◆ WHAT THE EXERCISE ASKS ◆
Scan the material and copy out each line where the word "name" occurs.
──────── RECORDS FOR THE TASK
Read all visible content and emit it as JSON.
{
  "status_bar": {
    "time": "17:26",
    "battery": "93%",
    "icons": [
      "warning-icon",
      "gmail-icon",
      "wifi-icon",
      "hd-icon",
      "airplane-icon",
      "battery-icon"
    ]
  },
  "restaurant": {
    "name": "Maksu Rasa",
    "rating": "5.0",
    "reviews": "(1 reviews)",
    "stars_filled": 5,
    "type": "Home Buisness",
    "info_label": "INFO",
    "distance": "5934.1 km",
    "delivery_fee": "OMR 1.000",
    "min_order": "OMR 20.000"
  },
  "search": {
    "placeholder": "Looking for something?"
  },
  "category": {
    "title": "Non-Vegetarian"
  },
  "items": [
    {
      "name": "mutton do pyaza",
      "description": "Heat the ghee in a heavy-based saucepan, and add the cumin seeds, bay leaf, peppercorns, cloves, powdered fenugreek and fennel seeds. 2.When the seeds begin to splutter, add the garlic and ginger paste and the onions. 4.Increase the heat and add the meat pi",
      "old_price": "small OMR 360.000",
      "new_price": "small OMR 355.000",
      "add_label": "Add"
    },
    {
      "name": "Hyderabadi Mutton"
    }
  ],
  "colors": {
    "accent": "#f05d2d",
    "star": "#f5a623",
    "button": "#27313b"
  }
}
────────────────
◆ EXPECTED ANSWER ◆
    "name": "Maksu Rasa",
      "name": "mutton do pyaza",
      "name": "Hyderabadi Mutton"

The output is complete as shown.